■ **Description of the task**: In the copy, include no pictures. Reproduce the rest of the entries exactly.

■ **Records supplied**:
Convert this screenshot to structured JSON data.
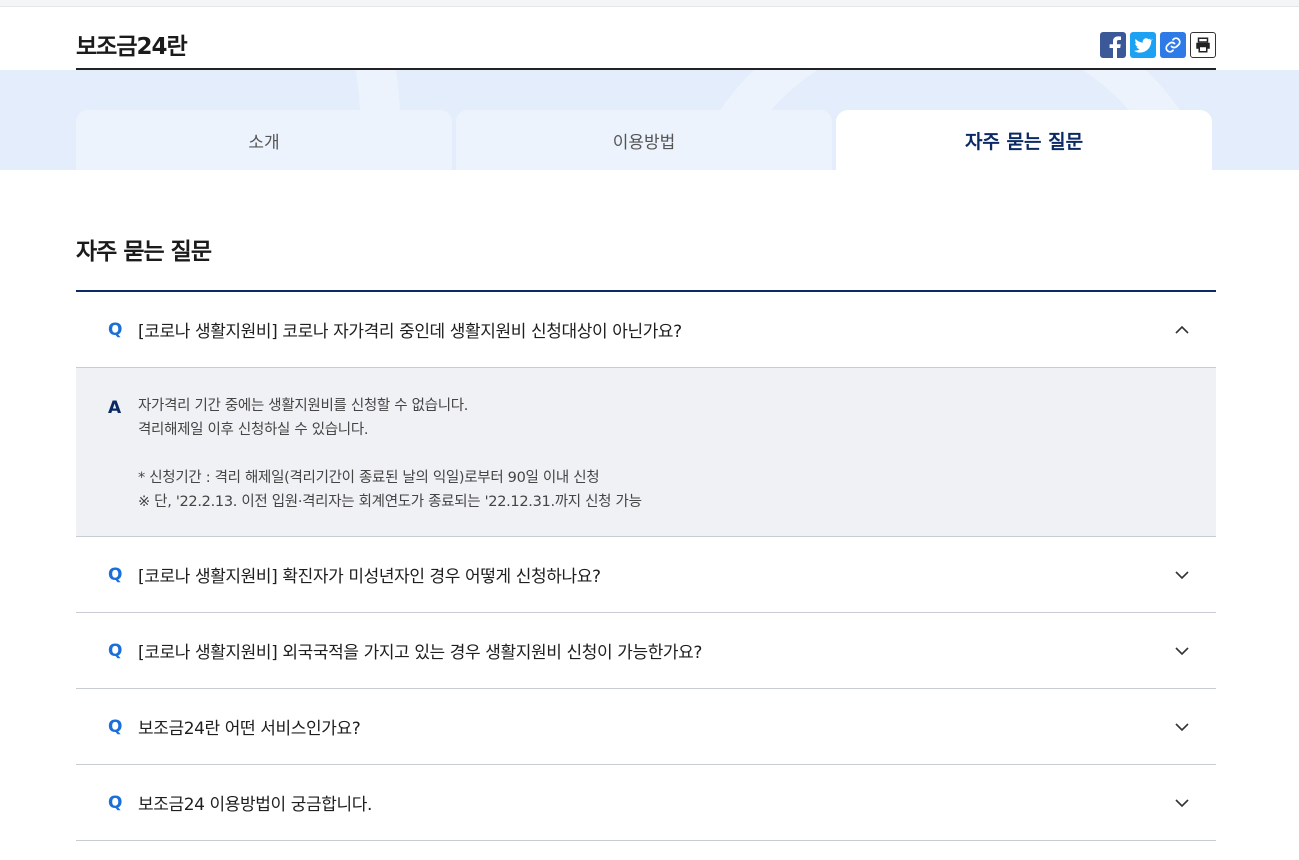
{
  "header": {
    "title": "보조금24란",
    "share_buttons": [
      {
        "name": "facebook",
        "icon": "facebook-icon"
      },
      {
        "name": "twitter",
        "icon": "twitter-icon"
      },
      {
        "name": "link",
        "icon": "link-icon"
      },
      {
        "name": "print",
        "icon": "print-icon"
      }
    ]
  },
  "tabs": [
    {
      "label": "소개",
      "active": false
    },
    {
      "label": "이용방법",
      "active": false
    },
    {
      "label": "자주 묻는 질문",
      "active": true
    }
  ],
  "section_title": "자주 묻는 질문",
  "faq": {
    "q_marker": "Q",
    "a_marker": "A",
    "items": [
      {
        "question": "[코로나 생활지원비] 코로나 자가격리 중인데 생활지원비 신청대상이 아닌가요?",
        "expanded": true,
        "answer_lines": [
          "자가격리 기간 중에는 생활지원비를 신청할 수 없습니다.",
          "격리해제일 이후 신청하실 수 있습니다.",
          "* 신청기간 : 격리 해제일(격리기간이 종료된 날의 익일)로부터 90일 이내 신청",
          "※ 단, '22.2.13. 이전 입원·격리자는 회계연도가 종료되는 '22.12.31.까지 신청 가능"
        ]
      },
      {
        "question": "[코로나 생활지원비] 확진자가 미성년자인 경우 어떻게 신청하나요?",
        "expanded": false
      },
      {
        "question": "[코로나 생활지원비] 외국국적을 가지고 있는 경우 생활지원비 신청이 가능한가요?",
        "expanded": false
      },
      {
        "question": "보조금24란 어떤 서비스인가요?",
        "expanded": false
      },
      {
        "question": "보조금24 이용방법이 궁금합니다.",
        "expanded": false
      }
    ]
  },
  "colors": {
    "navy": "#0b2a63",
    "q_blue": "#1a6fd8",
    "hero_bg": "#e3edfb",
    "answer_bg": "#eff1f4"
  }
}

■ **Task response**:
Convert this screenshot to structured JSON data.
{
  "header": {
    "title": "보조금24란",
    "share_buttons": [
      {
        "name": "facebook",
        "icon": "facebook-icon"
      },
      {
        "name": "twitter",
        "icon": "twitter-icon"
      },
      {
        "name": "link",
        "icon": "link-icon"
      },
      {
        "name": "print",
        "icon": "print-icon"
      }
    ]
  },
  "tabs": [
    {
      "label": "소개",
      "active": false
    },
    {
      "label": "이용방법",
      "active": false
    },
    {
      "label": "자주 묻는 질문",
      "active": true
    }
  ],
  "section_title": "자주 묻는 질문",
  "faq": {
    "q_marker": "Q",
    "a_marker": "A",
    "items": [
      {
        "question": "[코로나 생활지원비] 코로나 자가격리 중인데 생활지원비 신청대상이 아닌가요?",
        "expanded": true,
        "answer_lines": [
          "자가격리 기간 중에는 생활지원비를 신청할 수 없습니다.",
          "격리해제일 이후 신청하실 수 있습니다.",
          "* 신청기간 : 격리 해제일(격리기간이 종료된 날의 익일)로부터 90일 이내 신청",
          "※ 단, '22.2.13. 이전 입원·격리자는 회계연도가 종료되는 '22.12.31.까지 신청 가능"
        ]
      },
      {
        "question": "[코로나 생활지원비] 확진자가 미성년자인 경우 어떻게 신청하나요?",
        "expanded": false
      },
      {
        "question": "[코로나 생활지원비] 외국국적을 가지고 있는 경우 생활지원비 신청이 가능한가요?",
        "expanded": false
      },
      {
        "question": "보조금24란 어떤 서비스인가요?",
        "expanded": false
      },
      {
        "question": "보조금24 이용방법이 궁금합니다.",
        "expanded": false
      }
    ]
  },
  "colors": {
    "navy": "#0b2a63",
    "q_blue": "#1a6fd8",
    "hero_bg": "#e3edfb",
    "answer_bg": "#eff1f4"
  }
}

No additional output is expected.